I could go on for pages on the ways in which Life interrupted my plans to post, but I won’t. Simply, I’ll apologize and move on. I messed up. I’ll do better.
The professor looked in our direction, put their elbows on the table and told us if we could do something else, we should.
If we were able to enter a different field, shift academic trajectories, choose another program we should. If we decide to stay… if we believe this is what we were born to do… “my condolences.”
I’m forced to be smarter here. I am in constant state of reeducation. I walk slower now, making sure I don’t “pull” when I should “push.” I adopt mannerisms, study ways my peers talk to the professor. I study outfits, diction… Durkheim. As a graduate student in this prestigious program, I am aware both by nature and training of those around me. The air here is dense with complex text and discussion. Therefore, I breathe with intention. At a pace. I am learning. I can feel it.

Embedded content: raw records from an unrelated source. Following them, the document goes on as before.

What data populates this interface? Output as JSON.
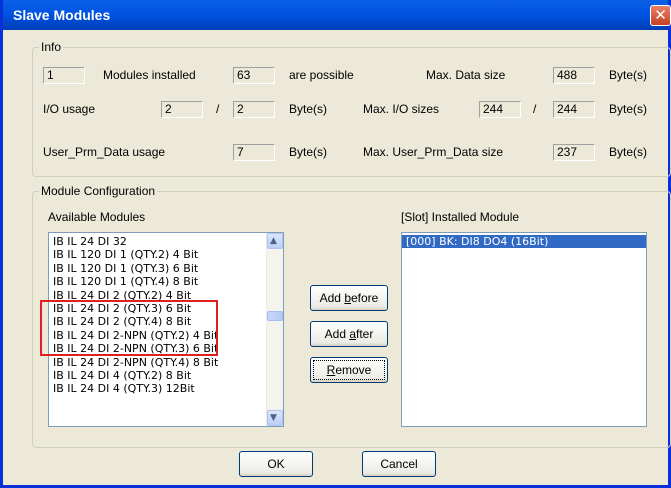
{
  "window": {
    "title": "Slave Modules",
    "close_glyph": "✕"
  },
  "info": {
    "legend": "Info",
    "modules_installed_value": "1",
    "modules_installed_label": "Modules installed",
    "possible_value": "63",
    "possible_label": "are possible",
    "max_data_size_label": "Max. Data size",
    "max_data_size_value": "488",
    "max_data_size_unit": "Byte(s)",
    "io_usage_label": "I/O usage",
    "io_usage_value1": "2",
    "io_usage_sep": "/",
    "io_usage_value2": "2",
    "io_usage_unit": "Byte(s)",
    "max_io_sizes_label": "Max. I/O sizes",
    "max_io_sizes_value1": "244",
    "max_io_sizes_sep": "/",
    "max_io_sizes_value2": "244",
    "max_io_sizes_unit": "Byte(s)",
    "user_prm_usage_label": "User_Prm_Data usage",
    "user_prm_usage_value": "7",
    "user_prm_usage_unit": "Byte(s)",
    "max_user_prm_label": "Max. User_Prm_Data size",
    "max_user_prm_value": "237",
    "max_user_prm_unit": "Byte(s)"
  },
  "module_config": {
    "legend": "Module Configuration",
    "available_label": "Available Modules",
    "installed_label": "[Slot] Installed Module",
    "available_modules": [
      "IB IL 24 DI 32",
      "IB IL 120 DI 1 (QTY.2) 4 Bit",
      "IB IL 120 DI 1 (QTY.3) 6 Bit",
      "IB IL 120 DI 1 (QTY.4) 8 Bit",
      "IB IL 24 DI 2 (QTY.2) 4 Bit",
      "IB IL 24 DI 2 (QTY.3) 6 Bit",
      "IB IL 24 DI 2 (QTY.4) 8 Bit",
      "IB IL 24 DI 2-NPN (QTY.2) 4 Bit",
      "IB IL 24 DI 2-NPN (QTY.3) 6 Bit",
      "IB IL 24 DI 2-NPN (QTY.4) 8 Bit",
      "IB IL 24 DI 4 (QTY.2) 8 Bit",
      "IB IL 24 DI 4 (QTY.3) 12Bit"
    ],
    "installed_modules": [
      "[000] BK: DI8 DO4 (16Bit)"
    ],
    "add_before": {
      "pre": "Add ",
      "key": "b",
      "post": "efore"
    },
    "add_after": {
      "pre": "Add ",
      "key": "a",
      "post": "fter"
    },
    "remove": {
      "pre": "",
      "key": "R",
      "post": "emove"
    }
  },
  "footer": {
    "ok_label": "OK",
    "cancel_label": "Cancel"
  },
  "colors": {
    "title_bar": "#0054e3",
    "selection": "#316ac5",
    "highlight_box": "#e02020"
  },
  "icons": {
    "scroll_up": "scroll-up-arrow-icon",
    "scroll_down": "scroll-down-arrow-icon",
    "close": "close-icon"
  }
}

I’m forced to be selfish here. I let a love be momentary once again. A fatal combination of free time and emotion led me there. And here. On my bed. Writing. I’m at peace. The goodbye was necessary, yet I remind myself it takes more than one to measure a relationship’s worth. Twenty two with two jobs and a thesis on the way… I need to be selfish in love. I am in a constant state of reeducation.

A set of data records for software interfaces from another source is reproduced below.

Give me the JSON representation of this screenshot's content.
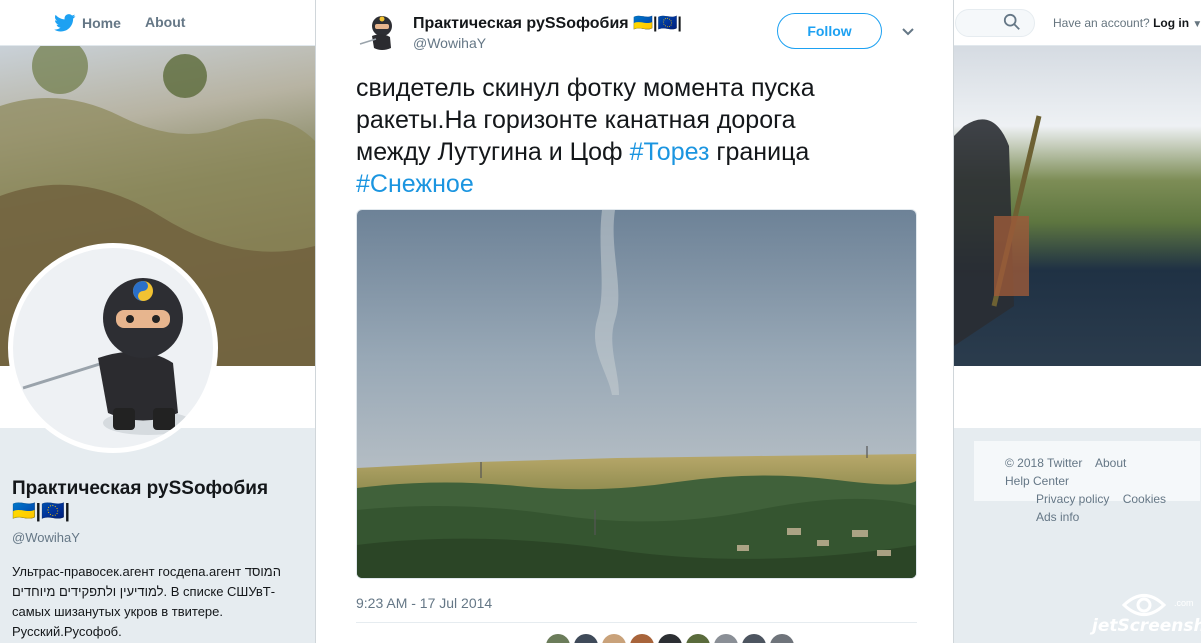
{
  "nav": {
    "home_label": "Home",
    "about_label": "About",
    "have_account_text": "Have an account?",
    "login_label": "Log in"
  },
  "profile": {
    "name": "Практическая руSSофобия",
    "flags": "🇺🇦|🇪🇺|",
    "handle": "@WowihaY",
    "bio_line1": "Ультрас-правосек.агент госдепа.агент המוסד",
    "bio_line2": "למודיעין ולתפקידים מיוחדים. В списке СШУвТ-",
    "bio_line3": "самых шизанутых укров в твитере.",
    "bio_line4": "Русский.Русофоб."
  },
  "footer": {
    "copyright": "© 2018 Twitter",
    "about": "About",
    "help_center": "Help Center",
    "privacy": "Privacy policy",
    "cookies": "Cookies",
    "ads": "Ads info"
  },
  "tweet": {
    "author_name": "Практическая руSSофобия",
    "author_flags": "🇺🇦|🇪🇺|",
    "author_handle": "@WowihaY",
    "follow_label": "Follow",
    "text_main": "свидетель скинул фотку момента пуска ракеты.На горизонте канатная дорога между Лутугина и Цоф ",
    "hashtag1": "#Торез",
    "text_mid": " граница ",
    "hashtag2": "#Снежное",
    "timestamp": "9:23 AM - 17 Jul 2014"
  },
  "watermark": {
    "text": "jetScreenshot",
    "suffix": ".com"
  },
  "colors": {
    "accent": "#1da1f2",
    "hashtag": "#1b95e0",
    "muted": "#657786"
  }
}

I’ll do better.
“Section 8 to Ivy League”
I saw her hands rise, just a touch. The tone in her voice becoming more urgent, less anxious. Sure of herself and her intentions, she spoke passionately against the field she taught in. Her words attacked the elitism and inaccessibility of education, her desire for inclusive research became her. I listened. I agreed. Yet, I couldn’t forget the initials by her name. The number of publications she’s authored. The number of times she’s been cited.
I couldn’t forget where we were. A bougie high end coffee shop in downtown Boston charging $4.75 for a pack of 3 gluten free cookies. Here, we critiqued the “elite.”
In a month I will begin my Masters degree at an Ivy League institution where you can feel the air of prestige even in the restrooms. This anger, this passion, this frustrated quiver in tone… it’s inside of me too. But I wonder, where do I stand in this fight for accessibility? How angry can I be at the “other side” while I plant my foot in the door? Is my desire to fight against the system contradictory to my walking into it?
In this blogging series, I am going to document my year at Columbia. My transition from one school to the next is more than a change of scenery. It’s letting go of a Section 8 voucher for more student loan debt. It’s a disguise of elitism, a false air of comfort… a childhood dream come true. Tackling with the complication of my position, I hope to make this experience tangible and in some strange way find strength in this vulnerability of sharing my journey with you.
I’ll be posting at least every other week.
(EDIT: I can’t even say I tried to keep up with this post’s promise. I apologize & moving on)